Trying to make grandpa proud
Little Sting wants to play defensive back for LSU and in the NFL, but for now he’s also a kick returner and receiver.
“There’s not really a weak part of his game,” says Neil Weiner, the Dunham School head coach.
This year on offense, he had 24 receptions for 678 yards and 8 touchdowns, averaging 28.3 yards per catch.
“He could be a top-rated receiver in the country if he just wanted to focus on being an offensive player,’’ says Weiner, adding that Stingley, who maintains a 3.85 GPA while taking honors courses, is a very smart player. “He studies film and he picks up on things just like a coach. I think that that separates him from a lot of top-rated athletes.”
During a recent Friday night home game in steamy bayou country, Stingley scored three touchdowns against Port Allen. Two were on receptions of 64 and 57 yards, the third on a punt return.
In the first quarter, Port Allen intentionally kicked the ball away from him. Stingley ran laterally across the width of the field.
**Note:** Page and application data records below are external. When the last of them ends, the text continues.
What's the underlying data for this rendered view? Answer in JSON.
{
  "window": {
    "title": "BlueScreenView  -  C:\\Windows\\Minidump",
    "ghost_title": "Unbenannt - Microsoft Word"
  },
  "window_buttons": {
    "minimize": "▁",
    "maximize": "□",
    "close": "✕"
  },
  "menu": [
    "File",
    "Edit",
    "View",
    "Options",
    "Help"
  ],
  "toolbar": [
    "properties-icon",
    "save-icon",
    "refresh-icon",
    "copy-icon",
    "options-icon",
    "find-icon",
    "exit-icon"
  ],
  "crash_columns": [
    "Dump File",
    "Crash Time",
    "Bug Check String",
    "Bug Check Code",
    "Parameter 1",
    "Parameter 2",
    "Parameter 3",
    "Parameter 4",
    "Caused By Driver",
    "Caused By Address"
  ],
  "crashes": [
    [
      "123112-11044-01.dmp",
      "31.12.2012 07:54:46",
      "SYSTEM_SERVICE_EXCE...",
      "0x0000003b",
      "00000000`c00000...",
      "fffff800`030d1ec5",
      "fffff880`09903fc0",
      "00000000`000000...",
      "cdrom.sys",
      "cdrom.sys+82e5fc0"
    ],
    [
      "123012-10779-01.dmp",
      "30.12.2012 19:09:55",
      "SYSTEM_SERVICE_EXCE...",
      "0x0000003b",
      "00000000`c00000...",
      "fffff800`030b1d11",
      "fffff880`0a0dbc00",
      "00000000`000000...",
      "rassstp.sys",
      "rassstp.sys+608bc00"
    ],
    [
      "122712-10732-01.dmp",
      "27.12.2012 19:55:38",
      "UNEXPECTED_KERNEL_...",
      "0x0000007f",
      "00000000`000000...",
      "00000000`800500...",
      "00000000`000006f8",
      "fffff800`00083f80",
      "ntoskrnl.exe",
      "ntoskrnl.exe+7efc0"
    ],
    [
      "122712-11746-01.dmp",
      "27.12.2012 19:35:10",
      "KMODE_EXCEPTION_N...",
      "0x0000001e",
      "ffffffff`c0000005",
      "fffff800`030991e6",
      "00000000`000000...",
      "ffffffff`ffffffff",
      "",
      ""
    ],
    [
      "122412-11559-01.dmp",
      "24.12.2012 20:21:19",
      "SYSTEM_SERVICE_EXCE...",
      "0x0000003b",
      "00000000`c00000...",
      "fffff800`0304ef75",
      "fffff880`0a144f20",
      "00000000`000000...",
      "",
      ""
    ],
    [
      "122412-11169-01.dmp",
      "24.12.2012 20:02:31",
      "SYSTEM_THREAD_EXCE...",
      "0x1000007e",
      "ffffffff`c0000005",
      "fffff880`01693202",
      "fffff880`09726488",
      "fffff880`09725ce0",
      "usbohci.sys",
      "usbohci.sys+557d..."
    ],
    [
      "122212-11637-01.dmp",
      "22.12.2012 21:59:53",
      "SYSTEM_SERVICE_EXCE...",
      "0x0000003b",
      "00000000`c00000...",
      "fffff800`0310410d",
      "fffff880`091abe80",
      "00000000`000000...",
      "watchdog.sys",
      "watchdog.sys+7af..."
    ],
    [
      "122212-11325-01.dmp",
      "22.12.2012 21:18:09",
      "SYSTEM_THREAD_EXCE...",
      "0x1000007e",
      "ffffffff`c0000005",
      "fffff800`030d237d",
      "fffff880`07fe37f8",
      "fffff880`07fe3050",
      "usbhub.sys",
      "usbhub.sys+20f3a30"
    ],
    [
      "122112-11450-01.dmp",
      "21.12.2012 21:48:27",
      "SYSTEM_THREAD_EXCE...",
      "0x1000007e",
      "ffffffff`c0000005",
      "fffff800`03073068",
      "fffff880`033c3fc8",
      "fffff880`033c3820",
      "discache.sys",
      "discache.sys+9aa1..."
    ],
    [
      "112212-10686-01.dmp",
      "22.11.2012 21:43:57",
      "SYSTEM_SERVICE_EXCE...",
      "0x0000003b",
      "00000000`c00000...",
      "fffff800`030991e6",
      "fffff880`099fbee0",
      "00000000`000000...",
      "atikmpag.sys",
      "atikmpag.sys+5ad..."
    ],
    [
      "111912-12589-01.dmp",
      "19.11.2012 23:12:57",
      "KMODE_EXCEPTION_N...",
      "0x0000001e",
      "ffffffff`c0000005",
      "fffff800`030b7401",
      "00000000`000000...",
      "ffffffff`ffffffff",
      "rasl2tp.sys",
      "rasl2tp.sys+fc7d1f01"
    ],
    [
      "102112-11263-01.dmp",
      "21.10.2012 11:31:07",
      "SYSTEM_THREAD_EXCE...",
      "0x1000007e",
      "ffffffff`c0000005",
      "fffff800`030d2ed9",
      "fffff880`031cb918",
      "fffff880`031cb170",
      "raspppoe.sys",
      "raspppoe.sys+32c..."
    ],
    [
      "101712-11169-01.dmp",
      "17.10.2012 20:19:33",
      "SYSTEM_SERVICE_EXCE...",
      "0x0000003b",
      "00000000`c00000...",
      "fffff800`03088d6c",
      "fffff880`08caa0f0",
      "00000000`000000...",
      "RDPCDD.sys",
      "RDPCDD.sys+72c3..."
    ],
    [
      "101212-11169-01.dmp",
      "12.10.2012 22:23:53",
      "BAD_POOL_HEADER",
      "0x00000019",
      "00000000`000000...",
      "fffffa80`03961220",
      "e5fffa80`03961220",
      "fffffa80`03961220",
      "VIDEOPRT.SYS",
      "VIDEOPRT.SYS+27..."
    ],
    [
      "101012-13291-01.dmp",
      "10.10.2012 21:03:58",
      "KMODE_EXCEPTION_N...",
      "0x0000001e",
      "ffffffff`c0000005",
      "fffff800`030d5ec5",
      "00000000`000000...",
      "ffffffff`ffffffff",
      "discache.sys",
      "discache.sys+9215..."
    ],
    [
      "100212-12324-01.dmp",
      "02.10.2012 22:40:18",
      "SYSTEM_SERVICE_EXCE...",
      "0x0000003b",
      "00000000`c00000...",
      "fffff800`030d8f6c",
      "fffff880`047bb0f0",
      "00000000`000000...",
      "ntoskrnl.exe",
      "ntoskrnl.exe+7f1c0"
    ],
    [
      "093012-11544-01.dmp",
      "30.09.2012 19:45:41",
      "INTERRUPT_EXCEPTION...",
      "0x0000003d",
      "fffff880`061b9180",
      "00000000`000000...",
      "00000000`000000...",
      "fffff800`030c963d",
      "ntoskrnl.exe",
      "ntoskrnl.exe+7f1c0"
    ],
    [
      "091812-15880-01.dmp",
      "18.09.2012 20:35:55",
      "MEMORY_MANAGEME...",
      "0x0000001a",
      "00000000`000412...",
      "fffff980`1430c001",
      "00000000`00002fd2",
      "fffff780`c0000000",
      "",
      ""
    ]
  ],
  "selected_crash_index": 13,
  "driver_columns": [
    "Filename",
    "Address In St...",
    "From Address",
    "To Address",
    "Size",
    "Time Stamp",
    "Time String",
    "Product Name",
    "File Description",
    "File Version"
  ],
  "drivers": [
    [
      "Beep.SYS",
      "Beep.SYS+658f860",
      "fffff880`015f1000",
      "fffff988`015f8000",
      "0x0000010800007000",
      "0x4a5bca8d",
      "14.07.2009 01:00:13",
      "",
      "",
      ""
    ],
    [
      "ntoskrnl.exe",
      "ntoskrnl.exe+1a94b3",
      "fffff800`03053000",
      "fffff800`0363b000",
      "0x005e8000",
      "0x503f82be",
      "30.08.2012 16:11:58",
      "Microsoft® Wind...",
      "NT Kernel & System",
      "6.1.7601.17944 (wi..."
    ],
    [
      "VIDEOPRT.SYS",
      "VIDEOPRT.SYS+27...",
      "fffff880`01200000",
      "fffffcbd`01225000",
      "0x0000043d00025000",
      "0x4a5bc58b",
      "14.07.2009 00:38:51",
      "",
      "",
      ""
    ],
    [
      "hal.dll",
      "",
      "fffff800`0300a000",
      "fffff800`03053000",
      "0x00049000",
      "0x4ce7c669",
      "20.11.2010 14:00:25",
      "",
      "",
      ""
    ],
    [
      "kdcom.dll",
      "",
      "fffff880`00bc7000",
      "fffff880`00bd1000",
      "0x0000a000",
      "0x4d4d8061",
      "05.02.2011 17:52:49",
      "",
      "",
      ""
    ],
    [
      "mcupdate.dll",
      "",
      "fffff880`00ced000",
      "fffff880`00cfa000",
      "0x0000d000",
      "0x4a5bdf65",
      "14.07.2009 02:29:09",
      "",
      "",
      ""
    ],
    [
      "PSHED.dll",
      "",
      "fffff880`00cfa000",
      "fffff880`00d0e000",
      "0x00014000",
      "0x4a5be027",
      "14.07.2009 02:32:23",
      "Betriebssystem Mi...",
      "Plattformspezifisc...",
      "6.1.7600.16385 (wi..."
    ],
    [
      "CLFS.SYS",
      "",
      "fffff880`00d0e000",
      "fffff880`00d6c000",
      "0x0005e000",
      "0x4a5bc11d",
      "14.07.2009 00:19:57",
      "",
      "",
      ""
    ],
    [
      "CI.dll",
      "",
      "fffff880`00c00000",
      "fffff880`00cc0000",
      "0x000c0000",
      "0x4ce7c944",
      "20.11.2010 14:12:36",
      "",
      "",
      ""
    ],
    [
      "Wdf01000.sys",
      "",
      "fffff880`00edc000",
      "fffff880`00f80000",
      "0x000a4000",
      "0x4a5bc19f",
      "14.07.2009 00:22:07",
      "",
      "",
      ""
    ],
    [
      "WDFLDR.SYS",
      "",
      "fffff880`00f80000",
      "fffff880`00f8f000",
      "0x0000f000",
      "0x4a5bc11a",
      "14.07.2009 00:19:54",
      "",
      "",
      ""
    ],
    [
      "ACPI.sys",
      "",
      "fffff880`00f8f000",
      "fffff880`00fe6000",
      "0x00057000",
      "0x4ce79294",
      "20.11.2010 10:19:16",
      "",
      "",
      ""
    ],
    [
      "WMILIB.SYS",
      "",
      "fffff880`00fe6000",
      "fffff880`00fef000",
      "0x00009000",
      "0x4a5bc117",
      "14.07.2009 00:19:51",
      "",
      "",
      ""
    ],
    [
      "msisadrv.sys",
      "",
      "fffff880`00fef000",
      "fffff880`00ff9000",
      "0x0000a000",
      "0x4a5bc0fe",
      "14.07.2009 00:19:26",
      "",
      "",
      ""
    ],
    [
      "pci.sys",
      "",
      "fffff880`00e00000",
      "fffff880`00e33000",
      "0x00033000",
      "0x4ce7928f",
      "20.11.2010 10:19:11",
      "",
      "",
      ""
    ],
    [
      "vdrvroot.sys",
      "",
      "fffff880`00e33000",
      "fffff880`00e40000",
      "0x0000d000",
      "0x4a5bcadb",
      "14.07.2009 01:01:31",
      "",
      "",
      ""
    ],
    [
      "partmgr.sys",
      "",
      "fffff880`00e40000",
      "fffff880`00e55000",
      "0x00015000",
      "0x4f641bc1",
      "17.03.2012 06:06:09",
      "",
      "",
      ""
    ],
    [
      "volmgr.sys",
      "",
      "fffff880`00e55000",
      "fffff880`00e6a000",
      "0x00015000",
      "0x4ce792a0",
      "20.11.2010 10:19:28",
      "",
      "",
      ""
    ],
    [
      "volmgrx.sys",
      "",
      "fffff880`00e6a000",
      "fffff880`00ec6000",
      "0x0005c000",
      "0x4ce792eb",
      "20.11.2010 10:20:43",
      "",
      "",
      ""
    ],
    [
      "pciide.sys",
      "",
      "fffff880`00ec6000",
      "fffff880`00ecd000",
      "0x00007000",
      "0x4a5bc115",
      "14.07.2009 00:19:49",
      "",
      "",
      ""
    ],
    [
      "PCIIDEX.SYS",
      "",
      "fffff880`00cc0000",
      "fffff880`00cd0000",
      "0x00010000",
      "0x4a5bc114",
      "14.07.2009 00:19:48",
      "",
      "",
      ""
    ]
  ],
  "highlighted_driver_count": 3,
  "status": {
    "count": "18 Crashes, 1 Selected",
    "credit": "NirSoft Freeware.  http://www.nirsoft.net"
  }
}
He grabbed the football from a teammate and raced 79 yards for a TD.
When Stingley took off his sweaty uniform top after the 40-0 victory, no one was surprised that he was wearing a Superman T-shirt.
He also feels like his grandfather is watching over him and his dad.
“I know he’s walking up there, jumping around, probably catching a football or doing something,” says Stingley. “Just looking down on me saying that he’s proud of me and my dad.
“I think he’d say ‘good game’ and then critique me just the way my dad does.”
Stan Grossfeld can be reached at firstname.lastname@example.org.